The Surrey youngsters fail to establish their own pop-punk identity.
Raziq Rauf 2010-01-14
This is a record to tear a nation of music fans in two. Half will enjoy the spritely pop-punk purveyed by these Surrey youngsters on their second album (and major label debut); the others will bemoan the lack of originality on show, ripping the quintet to shreds with the kind of vitriolic disdain usually reserved for the most hackneyed of heard-it-before cliché-pedlars. But this is just a band. Right?
Sort of. The past year has seen You Me At Six sell thousands of tickets, in both a headliner capacity and in support of the likes of Fall Out Boy and Paramore, whilst batting accusations of a lack of any real substance. An absence of competition due to the demise, or at least uncertain futures, of luminary peers such as Panic at the Disco and Fall Out Boy, allied with their Americanised vocal sound, has certainly helped raise their profile; but questions remain whether they’re more than mere copyists. In short, Hold Me Down needs to establish an identity of the band’s own.

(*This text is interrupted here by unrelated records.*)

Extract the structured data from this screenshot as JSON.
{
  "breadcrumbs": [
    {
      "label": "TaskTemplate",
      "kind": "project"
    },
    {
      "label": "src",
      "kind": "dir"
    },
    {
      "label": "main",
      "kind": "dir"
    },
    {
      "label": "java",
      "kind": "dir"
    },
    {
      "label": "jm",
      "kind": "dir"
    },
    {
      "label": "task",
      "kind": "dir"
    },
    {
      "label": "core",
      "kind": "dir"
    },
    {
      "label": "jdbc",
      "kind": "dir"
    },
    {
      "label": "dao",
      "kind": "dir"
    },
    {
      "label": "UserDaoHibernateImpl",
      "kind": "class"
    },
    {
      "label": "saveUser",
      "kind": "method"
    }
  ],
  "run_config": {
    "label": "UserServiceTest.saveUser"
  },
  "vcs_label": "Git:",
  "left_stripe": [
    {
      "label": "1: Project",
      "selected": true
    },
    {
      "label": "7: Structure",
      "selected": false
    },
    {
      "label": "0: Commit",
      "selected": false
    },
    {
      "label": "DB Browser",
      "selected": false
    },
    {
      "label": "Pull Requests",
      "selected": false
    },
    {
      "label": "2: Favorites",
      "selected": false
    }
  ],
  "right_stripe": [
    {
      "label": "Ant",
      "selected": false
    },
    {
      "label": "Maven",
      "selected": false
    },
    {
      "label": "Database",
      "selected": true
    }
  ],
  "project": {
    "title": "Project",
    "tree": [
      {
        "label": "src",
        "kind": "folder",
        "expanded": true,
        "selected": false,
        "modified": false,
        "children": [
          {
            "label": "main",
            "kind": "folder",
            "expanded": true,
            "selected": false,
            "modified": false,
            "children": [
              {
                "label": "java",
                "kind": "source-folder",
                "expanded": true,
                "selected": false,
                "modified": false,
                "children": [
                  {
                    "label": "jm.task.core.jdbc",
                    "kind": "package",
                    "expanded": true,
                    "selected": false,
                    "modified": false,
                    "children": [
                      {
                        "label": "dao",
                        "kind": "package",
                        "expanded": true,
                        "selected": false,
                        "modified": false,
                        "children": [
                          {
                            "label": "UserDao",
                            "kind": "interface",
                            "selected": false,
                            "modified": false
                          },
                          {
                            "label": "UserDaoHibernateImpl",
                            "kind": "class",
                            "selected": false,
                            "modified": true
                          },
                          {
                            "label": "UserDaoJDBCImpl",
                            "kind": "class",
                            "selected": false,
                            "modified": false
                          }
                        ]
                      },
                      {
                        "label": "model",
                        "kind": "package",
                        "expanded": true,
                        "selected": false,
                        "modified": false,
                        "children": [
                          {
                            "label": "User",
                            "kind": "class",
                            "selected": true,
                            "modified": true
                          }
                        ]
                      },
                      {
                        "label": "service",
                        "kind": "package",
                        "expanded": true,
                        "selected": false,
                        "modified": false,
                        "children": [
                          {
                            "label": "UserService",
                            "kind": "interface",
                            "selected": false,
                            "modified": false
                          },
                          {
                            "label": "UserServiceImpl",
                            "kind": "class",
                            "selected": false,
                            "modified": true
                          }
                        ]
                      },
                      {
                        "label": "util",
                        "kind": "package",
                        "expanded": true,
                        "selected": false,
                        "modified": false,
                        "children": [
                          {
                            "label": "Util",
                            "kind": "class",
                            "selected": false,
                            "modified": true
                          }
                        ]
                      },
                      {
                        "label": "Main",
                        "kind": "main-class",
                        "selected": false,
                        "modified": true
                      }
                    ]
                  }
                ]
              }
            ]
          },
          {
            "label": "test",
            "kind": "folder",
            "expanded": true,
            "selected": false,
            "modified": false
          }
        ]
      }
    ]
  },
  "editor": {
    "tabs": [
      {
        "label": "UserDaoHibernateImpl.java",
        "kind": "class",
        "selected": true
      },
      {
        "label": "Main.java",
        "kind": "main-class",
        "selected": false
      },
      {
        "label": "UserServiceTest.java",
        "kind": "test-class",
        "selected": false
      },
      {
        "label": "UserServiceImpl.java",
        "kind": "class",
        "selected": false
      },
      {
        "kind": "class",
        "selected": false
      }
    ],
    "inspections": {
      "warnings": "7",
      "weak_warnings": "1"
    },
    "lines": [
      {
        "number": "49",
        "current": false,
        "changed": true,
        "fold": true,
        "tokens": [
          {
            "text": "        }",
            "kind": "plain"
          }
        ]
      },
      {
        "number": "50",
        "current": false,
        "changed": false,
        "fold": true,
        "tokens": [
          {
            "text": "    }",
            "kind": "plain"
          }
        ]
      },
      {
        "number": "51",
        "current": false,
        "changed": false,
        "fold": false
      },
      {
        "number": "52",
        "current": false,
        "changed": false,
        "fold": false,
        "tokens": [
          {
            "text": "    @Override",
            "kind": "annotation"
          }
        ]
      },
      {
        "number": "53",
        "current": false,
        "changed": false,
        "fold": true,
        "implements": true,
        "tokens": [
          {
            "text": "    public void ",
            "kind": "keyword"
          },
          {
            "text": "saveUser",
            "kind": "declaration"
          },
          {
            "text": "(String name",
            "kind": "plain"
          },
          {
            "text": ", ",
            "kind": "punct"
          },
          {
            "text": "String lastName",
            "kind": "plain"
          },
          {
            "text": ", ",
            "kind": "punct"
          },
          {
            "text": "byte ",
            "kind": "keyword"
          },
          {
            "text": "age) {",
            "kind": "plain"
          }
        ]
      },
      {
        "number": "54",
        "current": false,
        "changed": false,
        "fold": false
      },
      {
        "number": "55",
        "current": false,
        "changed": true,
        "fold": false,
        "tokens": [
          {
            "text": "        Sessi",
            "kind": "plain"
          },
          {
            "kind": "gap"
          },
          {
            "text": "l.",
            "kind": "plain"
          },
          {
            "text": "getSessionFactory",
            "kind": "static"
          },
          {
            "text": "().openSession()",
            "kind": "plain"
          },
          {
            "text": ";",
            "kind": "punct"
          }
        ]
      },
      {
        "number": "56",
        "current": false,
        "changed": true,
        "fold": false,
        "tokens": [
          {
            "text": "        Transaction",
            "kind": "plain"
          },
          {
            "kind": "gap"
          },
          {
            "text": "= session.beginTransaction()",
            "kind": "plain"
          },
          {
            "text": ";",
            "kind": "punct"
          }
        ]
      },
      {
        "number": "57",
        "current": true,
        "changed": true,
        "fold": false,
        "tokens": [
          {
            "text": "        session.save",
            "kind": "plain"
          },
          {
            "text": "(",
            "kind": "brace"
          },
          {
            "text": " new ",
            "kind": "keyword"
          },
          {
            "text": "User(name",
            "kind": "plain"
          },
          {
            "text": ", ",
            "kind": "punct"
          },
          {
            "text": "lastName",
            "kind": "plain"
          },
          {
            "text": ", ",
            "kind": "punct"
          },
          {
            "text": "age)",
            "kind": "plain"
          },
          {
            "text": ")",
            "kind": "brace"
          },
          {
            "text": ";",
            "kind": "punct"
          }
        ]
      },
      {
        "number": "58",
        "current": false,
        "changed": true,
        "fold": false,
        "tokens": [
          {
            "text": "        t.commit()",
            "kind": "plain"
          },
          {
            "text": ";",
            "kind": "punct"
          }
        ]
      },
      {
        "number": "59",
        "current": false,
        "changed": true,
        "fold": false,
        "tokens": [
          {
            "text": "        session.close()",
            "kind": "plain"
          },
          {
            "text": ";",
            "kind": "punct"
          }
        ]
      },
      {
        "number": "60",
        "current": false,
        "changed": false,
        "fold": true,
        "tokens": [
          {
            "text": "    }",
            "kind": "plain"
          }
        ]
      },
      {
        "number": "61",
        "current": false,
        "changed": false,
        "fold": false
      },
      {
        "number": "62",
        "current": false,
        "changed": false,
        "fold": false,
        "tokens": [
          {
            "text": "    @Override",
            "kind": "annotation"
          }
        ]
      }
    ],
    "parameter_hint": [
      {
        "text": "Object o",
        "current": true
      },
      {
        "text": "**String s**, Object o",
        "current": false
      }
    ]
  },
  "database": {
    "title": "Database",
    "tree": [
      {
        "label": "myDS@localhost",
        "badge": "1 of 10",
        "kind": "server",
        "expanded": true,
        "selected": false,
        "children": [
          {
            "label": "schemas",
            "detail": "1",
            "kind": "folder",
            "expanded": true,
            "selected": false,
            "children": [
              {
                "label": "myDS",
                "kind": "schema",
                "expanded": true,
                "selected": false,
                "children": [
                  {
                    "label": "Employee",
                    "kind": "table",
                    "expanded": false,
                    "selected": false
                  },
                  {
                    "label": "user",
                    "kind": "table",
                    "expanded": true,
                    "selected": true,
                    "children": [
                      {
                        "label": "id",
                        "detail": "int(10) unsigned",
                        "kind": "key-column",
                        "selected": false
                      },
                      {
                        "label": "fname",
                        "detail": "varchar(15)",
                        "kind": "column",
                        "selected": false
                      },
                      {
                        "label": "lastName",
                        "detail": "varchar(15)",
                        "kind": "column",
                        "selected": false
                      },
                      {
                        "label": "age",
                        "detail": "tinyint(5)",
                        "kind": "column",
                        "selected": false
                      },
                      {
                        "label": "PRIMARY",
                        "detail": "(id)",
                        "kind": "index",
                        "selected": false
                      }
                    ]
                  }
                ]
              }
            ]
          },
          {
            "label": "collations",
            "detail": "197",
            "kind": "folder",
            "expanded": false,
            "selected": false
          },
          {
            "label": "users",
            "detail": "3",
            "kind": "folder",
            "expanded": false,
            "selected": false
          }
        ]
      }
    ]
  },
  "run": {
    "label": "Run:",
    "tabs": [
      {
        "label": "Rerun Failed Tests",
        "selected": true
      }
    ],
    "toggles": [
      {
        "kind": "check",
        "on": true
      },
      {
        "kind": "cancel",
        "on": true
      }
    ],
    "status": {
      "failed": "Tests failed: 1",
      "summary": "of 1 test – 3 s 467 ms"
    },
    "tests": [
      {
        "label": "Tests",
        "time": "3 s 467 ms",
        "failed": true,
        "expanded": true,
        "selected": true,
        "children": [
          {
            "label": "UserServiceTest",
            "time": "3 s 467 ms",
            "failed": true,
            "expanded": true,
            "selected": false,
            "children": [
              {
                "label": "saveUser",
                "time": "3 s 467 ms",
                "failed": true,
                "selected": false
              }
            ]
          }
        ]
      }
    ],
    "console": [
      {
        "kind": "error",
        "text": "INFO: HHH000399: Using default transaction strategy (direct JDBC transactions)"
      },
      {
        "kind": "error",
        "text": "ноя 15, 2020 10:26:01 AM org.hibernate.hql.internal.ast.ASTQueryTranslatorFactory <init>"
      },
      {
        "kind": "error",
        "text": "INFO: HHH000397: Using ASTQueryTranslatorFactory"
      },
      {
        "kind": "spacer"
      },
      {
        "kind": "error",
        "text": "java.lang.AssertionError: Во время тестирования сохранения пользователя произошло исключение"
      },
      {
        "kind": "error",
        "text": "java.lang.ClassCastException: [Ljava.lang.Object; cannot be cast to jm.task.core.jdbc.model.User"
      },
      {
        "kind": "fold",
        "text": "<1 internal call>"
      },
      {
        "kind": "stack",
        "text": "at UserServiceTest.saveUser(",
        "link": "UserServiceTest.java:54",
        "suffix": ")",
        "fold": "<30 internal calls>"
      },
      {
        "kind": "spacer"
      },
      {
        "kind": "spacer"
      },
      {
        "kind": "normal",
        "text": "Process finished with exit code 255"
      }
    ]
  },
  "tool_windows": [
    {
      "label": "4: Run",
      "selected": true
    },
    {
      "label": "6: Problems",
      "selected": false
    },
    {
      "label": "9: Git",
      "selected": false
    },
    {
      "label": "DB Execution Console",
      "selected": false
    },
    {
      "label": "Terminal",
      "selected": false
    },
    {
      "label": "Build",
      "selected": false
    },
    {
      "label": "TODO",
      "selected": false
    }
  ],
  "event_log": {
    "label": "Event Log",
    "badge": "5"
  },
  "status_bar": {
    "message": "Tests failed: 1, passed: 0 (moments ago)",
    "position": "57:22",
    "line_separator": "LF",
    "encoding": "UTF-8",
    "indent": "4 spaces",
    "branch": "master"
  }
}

The promisingly sinister opening tones of The Consequence ultimately peter out, sadly, leaving poster boy singer Josh Franceschi muttering like a young Daniel Johns about girl-inspired evilness through fiercely gritted teeth. While such catharsis may stem from a failed relationship of his own, one soon realises he could actually be talking about absolutely anyone’s thwarted attempts at love, such is his archetypal articulation of feelings. Rather than strike a chord, the track falls flat.
But bursting free from such generic fare, into something that almost exudes a sense of sincerity, is the bombastic ballad There’s No Such Thing as Accidental Infidelity. An instant highlight, it finishes its considered diatribe with stirring, slow beats that would have been sure to pull the heartstrings had they stretched the track out another minute. Yet despite this questionable economy, it’s still the standout track on the album.
Five years ago, this record would have been accused of riding some coattails. Today, it's simply a carefully polished and highly competent, nearly retrospective collection of pop-rock songs from a band that, even at a young age, has nothing to say that hasn't been said by others before them (and, inarguably, said better). As Fireworks closes the album, Franceschi moans about a girl who blew her chance; you can’t help but think You Me At Six, in such a privileged position, have done the same.